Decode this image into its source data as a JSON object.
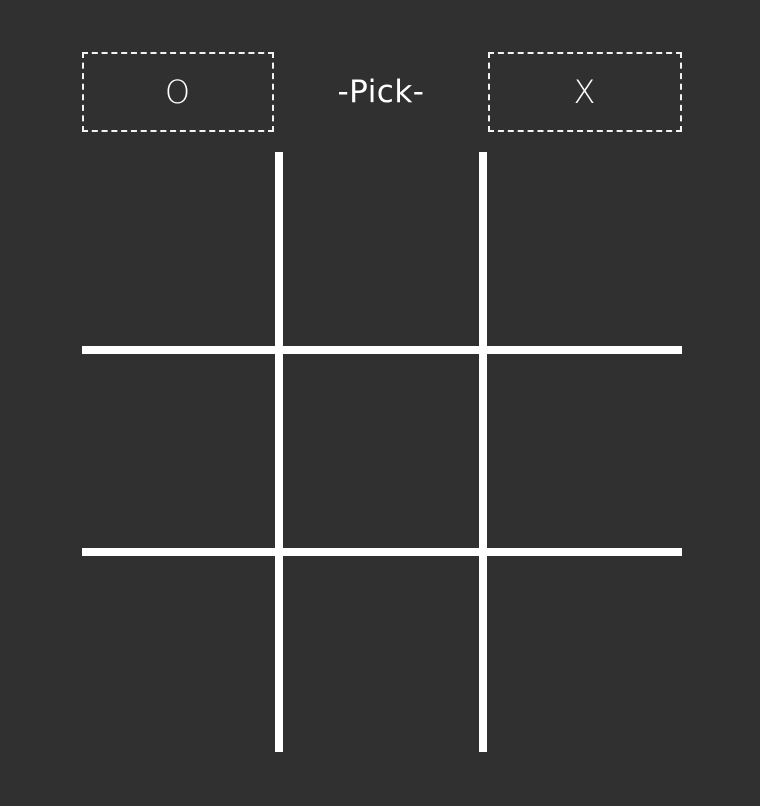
{
  "header": {
    "o_label": "O",
    "pick_label": "-Pick-",
    "x_label": "X"
  },
  "board": {
    "cells": [
      "",
      "",
      "",
      "",
      "",
      "",
      "",
      "",
      ""
    ]
  },
  "colors": {
    "background": "#303030",
    "foreground": "#ffffff"
  }
}
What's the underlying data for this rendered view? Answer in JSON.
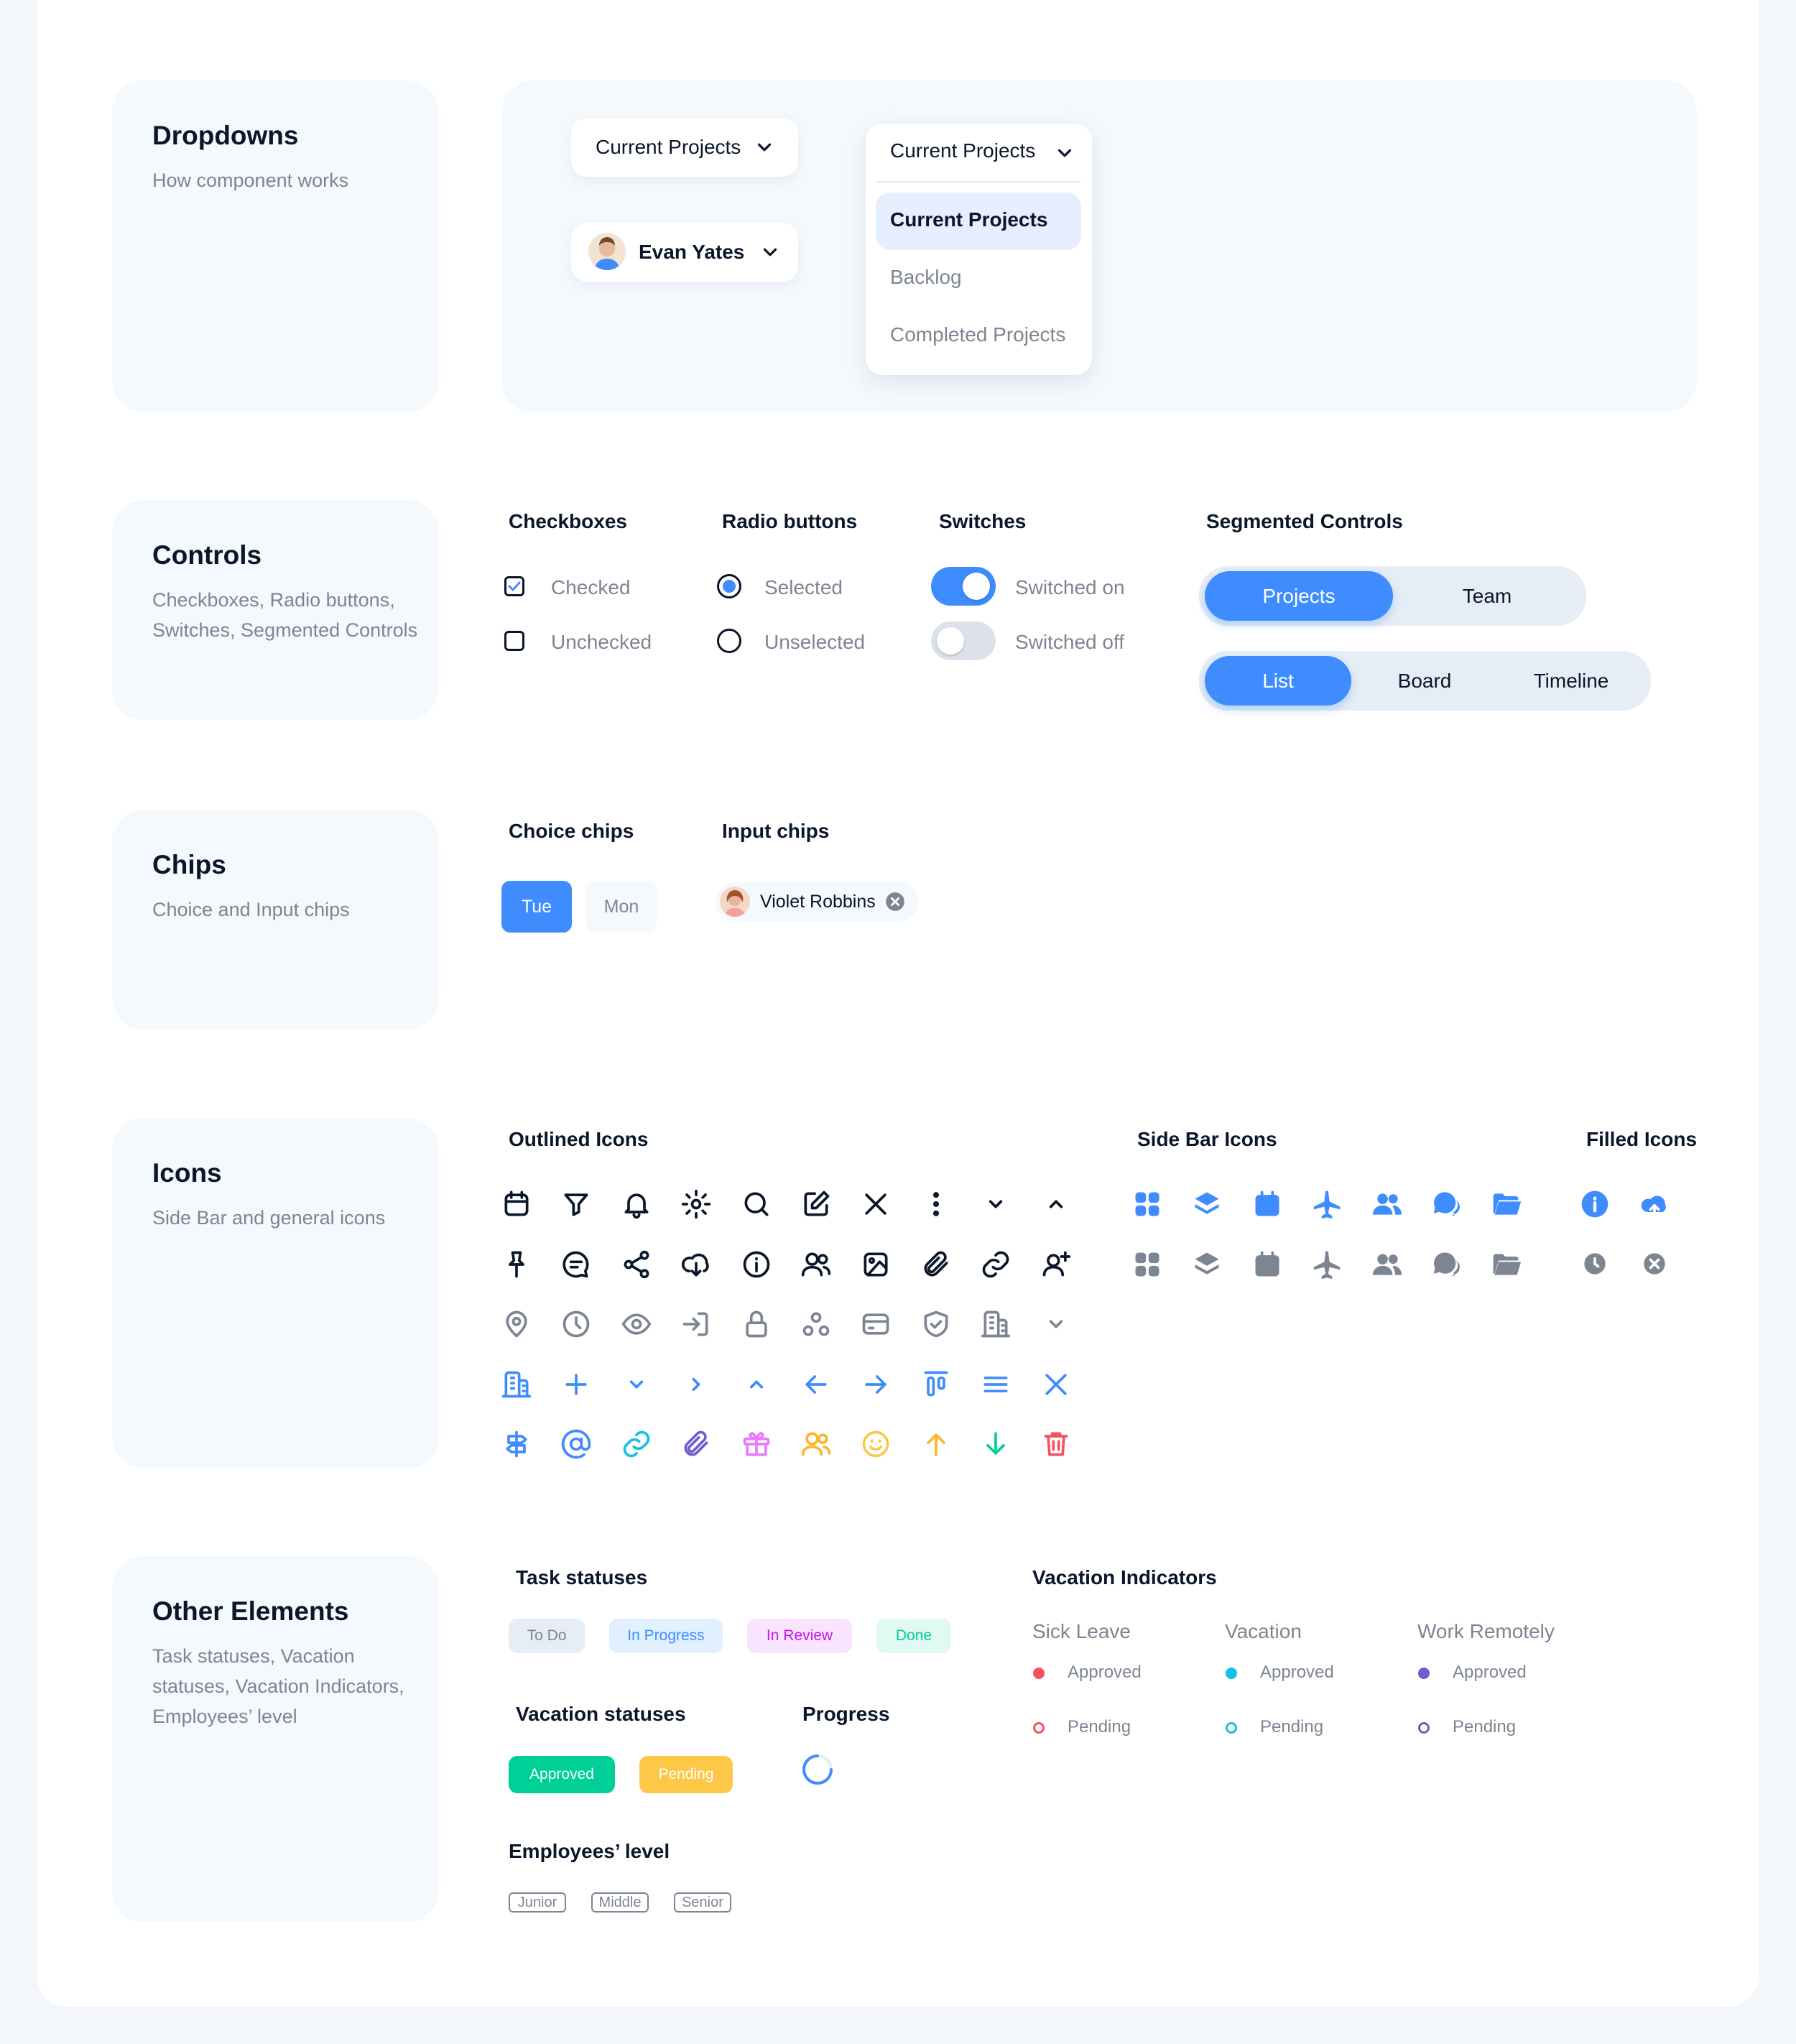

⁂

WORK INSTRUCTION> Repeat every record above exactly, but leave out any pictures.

TASK RESULT>
Decode this image into its source data as a JSON object.
{
  "header": {
    "o_label": "O",
    "pick_label": "-Pick-",
    "x_label": "X"
  },
  "board": {
    "cells": [
      "",
      "",
      "",
      "",
      "",
      "",
      "",
      "",
      ""
    ]
  },
  "colors": {
    "background": "#303030",
    "foreground": "#ffffff"
  }
}
What's the underlying data for this rendered view? Answer in JSON.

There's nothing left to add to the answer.